(Dataset rows describing interfaces)
· · · ·

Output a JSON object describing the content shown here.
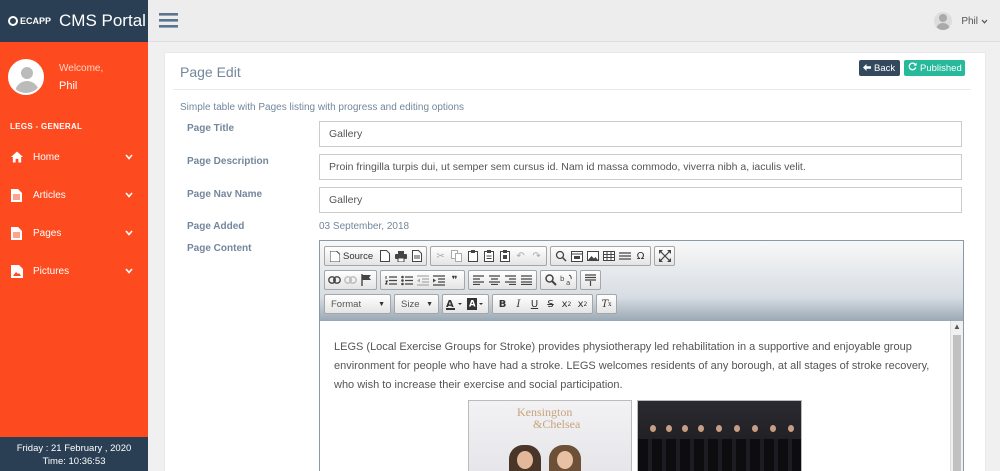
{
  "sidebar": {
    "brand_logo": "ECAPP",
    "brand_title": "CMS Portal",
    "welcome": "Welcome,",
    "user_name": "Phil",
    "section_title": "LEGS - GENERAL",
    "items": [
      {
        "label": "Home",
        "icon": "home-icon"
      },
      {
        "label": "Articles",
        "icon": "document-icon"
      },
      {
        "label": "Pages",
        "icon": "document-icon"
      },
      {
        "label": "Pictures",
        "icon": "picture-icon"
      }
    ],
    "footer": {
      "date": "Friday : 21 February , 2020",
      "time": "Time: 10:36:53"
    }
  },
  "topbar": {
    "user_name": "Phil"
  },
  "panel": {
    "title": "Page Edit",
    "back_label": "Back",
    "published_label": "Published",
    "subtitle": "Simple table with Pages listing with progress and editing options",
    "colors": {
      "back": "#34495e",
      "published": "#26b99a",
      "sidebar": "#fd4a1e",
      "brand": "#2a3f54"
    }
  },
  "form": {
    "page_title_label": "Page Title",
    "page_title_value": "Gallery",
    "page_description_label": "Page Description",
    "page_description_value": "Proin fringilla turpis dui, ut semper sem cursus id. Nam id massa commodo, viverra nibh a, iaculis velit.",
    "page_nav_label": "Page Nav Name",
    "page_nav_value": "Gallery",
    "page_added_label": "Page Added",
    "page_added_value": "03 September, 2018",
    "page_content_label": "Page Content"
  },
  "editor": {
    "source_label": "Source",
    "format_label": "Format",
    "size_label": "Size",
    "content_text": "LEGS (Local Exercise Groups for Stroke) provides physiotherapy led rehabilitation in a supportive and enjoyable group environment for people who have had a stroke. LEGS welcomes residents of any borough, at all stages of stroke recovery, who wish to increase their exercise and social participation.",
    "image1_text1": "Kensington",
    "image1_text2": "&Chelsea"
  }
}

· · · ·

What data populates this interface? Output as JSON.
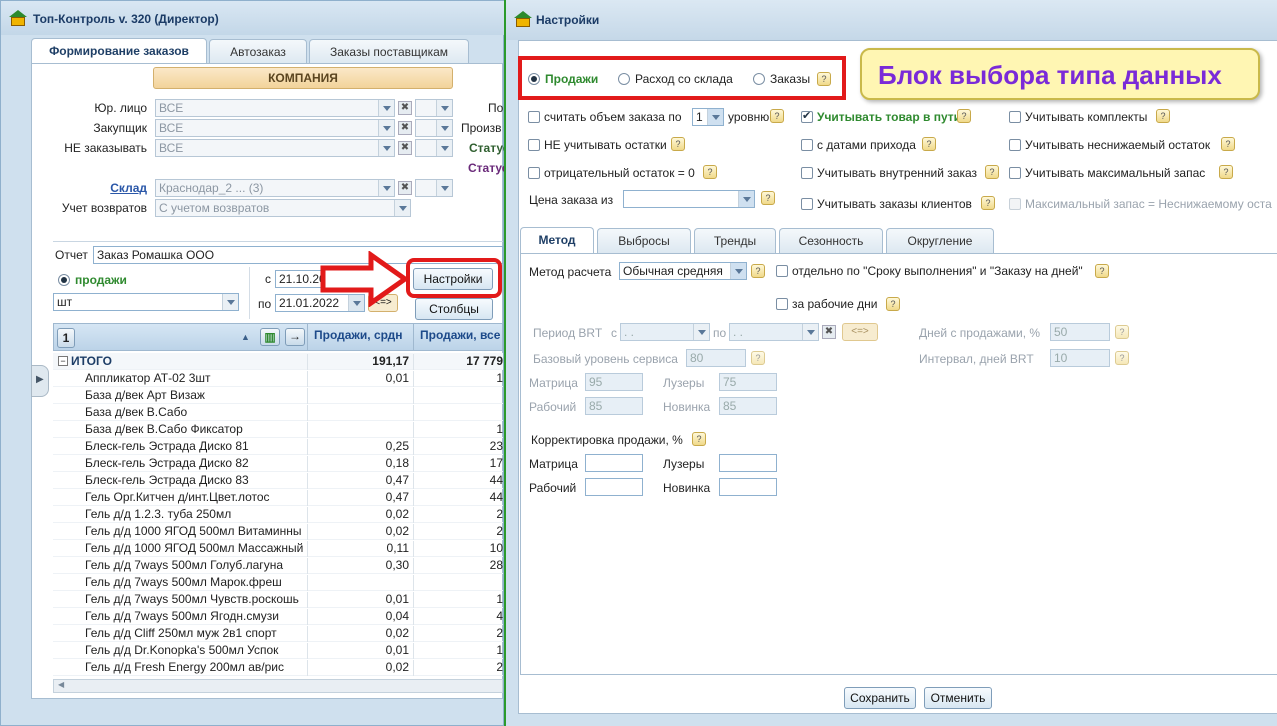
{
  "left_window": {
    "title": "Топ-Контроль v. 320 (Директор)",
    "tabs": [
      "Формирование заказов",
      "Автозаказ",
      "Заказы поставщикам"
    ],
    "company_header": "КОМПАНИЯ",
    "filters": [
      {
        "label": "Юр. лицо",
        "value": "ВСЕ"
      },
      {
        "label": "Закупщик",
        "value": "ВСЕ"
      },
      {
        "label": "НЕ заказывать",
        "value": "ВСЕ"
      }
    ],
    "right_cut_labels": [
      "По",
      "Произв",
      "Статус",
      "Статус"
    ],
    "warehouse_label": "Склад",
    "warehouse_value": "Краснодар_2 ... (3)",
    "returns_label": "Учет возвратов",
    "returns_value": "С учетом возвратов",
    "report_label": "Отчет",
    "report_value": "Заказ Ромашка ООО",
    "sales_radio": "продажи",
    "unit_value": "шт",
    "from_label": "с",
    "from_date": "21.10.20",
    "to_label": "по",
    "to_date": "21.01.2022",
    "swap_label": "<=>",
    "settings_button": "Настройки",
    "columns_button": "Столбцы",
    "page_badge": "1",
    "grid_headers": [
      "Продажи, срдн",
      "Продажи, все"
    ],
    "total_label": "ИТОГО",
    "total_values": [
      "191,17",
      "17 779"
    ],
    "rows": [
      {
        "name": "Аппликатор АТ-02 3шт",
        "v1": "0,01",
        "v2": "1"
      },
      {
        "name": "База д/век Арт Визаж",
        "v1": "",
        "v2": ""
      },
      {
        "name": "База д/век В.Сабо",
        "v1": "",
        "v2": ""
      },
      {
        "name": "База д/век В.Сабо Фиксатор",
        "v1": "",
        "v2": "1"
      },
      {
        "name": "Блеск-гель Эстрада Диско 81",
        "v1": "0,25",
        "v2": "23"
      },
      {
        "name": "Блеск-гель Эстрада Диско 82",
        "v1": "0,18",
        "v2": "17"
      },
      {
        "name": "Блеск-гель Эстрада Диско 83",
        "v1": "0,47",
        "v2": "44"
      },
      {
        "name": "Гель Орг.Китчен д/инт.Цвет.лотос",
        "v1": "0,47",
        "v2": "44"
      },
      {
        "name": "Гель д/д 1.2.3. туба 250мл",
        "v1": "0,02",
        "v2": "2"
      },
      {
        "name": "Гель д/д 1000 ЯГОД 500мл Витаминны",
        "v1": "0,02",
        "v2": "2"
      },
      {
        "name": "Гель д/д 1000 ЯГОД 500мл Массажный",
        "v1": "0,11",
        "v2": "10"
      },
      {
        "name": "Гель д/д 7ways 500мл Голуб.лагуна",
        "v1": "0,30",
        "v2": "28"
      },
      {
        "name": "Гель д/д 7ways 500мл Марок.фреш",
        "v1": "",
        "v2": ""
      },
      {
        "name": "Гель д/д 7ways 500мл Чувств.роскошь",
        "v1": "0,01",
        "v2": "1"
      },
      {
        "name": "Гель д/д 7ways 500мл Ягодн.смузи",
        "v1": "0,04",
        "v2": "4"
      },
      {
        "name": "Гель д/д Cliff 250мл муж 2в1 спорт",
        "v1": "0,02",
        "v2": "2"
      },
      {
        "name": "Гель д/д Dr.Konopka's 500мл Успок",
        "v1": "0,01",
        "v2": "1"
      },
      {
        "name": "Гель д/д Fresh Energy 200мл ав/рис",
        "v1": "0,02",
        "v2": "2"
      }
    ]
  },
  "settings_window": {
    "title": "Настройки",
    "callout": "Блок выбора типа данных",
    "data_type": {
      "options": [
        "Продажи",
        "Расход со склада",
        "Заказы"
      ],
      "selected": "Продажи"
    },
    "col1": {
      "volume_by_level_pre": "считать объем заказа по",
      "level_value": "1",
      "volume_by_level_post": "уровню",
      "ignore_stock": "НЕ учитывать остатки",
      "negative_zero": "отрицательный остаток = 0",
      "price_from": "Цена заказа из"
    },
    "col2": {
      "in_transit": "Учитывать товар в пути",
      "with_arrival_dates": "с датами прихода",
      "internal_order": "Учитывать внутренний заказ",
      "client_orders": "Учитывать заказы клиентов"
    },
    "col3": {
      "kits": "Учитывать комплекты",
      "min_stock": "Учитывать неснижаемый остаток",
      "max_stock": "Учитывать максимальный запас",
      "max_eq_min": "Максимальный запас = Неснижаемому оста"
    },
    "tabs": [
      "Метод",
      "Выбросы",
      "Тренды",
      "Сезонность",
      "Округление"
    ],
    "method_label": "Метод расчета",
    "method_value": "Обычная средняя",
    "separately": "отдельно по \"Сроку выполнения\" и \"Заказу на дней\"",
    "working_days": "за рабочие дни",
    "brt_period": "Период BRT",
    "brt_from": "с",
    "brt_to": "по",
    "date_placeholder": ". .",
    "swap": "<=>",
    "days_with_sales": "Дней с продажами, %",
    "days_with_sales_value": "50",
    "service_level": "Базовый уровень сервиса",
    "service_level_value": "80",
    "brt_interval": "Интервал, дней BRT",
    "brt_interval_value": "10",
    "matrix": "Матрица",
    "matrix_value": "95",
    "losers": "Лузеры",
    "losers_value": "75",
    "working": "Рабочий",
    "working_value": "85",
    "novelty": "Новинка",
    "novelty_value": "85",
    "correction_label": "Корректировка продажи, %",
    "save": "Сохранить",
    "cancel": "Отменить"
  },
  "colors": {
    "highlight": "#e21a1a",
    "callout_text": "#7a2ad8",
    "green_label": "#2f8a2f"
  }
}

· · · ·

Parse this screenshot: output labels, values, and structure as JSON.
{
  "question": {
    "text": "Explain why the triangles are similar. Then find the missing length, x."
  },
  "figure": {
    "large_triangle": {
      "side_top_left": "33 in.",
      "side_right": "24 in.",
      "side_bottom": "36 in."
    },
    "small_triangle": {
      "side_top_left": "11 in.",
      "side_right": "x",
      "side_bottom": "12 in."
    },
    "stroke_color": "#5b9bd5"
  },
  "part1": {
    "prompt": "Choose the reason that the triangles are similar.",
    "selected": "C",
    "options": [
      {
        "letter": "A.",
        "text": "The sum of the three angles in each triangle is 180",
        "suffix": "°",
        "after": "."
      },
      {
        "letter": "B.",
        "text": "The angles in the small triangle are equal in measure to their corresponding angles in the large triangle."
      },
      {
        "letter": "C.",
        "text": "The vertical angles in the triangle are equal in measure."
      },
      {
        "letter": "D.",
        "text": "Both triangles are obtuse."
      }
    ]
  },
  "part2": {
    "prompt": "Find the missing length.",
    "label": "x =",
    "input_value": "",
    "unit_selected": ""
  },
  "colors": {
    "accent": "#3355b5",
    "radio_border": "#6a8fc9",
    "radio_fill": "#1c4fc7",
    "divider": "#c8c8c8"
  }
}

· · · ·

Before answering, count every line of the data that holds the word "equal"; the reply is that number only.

2